In mid-August 2019 I underwent SBRT radiation to clear the cancerous spots on the left hip discovered by the Axumin imaging scan in June 2019. Prior to this my PSA had risen very quickly to 10.16 (typical for me when recurring). After the SBRT radiation and Lynparza became effective, my PSA was reduced to the current l.2 at February 2020. 

Stay posted. 


I will watch my PSA by testing every 45 days. I see the doctors at Prostate Oncology Specialists, primarily Dr. Lam, every 3 months. I will continue at least annually the most modern scans to keep a watch any changes.


1. The PSA score is not an indicator of the aggressiveness of prostate cancer but rather should be used to monitor the disease. A high or increasing PSA score should be monitored closely by you and your doctor---hopefully one skilled in prostate oncology.

2. Imaging such as Color Doppler Ultrasound or MP-MRI performed prior to a biopsy can achieve results that help determine the need for a biopsy or help guide the biopsy procedure.

3. Be your own case manager. Do not let a doctor dictate what treatment is best for you.

Get as much information as you can from research and networking with others that have the disease in order to make decisions best for you. This is the value of the Informed Prostate

Cancer Support Group.

4. Once a treatment choice has been made, continue to monitor your condition. Too many

find that their disease appears again after they thought they were “cured”.

5. Keep informed of the latest developments in treating PCa via IPCSG meetings, qualified Oncologists and personal research.

Since discovering IPCSG, I have volunteered my efforts to the group and have derived more satisfaction from it than anything I have ever been involved with before. The rewards justify the effort. 

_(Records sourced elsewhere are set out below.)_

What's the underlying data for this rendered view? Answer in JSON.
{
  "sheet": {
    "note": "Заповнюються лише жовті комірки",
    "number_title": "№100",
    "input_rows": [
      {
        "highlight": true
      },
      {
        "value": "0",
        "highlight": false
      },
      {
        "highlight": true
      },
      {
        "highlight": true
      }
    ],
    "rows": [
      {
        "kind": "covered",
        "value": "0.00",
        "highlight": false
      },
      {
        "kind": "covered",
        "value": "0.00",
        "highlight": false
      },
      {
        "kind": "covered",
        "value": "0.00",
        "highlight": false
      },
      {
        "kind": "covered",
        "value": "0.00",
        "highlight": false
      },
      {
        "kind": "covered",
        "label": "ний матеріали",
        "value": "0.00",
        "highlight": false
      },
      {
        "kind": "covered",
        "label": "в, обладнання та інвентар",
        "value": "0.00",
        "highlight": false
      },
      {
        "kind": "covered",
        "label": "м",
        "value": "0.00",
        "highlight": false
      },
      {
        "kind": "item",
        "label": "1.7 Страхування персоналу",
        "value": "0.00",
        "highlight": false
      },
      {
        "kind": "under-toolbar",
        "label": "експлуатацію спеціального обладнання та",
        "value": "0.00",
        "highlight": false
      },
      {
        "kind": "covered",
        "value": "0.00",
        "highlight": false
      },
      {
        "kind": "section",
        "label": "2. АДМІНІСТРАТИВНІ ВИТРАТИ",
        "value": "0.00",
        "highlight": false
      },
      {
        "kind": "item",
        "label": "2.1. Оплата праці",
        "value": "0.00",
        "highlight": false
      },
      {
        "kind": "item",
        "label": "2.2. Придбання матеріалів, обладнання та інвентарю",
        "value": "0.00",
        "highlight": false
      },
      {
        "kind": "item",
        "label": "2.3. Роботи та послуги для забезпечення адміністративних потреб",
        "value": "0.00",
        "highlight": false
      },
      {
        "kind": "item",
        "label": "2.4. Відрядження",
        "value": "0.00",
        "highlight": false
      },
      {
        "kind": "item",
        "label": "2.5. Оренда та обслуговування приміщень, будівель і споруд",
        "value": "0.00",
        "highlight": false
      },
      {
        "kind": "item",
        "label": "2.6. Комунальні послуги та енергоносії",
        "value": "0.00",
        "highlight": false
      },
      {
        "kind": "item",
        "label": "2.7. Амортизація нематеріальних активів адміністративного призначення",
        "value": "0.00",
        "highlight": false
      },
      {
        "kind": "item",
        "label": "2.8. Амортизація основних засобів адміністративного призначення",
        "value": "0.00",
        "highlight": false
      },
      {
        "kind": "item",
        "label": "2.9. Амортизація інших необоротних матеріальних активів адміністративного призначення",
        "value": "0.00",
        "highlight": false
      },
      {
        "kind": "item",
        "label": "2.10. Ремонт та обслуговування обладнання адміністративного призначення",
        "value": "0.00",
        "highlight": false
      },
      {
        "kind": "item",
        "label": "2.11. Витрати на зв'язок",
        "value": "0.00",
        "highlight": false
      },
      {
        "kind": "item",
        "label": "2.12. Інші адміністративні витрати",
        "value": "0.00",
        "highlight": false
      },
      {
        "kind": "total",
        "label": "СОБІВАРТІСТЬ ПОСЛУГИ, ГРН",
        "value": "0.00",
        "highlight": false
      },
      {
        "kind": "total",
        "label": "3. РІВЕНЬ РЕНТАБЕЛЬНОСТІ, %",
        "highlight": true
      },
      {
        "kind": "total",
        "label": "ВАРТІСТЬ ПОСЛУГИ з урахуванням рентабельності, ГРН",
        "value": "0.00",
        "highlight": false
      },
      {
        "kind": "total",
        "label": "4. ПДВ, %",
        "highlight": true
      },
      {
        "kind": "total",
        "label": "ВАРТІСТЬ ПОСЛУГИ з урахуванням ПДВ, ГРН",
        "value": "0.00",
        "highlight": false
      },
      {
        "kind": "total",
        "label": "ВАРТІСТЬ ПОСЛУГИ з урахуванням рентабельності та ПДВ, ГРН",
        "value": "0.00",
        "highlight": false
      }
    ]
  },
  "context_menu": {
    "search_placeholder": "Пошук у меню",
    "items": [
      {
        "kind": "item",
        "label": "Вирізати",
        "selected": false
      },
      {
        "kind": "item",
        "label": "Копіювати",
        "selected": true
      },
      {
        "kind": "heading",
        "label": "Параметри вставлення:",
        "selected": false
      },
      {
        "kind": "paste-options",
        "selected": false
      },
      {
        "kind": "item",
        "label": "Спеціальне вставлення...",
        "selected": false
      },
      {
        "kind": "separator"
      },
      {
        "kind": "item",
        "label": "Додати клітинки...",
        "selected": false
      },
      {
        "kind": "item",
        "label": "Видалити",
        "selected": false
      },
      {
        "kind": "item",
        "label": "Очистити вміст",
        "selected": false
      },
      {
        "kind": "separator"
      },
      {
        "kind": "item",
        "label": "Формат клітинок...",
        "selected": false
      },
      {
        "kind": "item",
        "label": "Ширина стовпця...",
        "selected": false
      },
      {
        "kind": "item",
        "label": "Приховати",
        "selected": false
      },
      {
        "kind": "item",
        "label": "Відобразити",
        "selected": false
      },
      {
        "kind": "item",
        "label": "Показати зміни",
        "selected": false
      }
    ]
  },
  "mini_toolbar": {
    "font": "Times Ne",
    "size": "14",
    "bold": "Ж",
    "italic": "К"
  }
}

Respectfully submitted,

Gene Van Vleet


Informed Prostate Cancer Support Group

Phone 619-890-8447 (OK to call)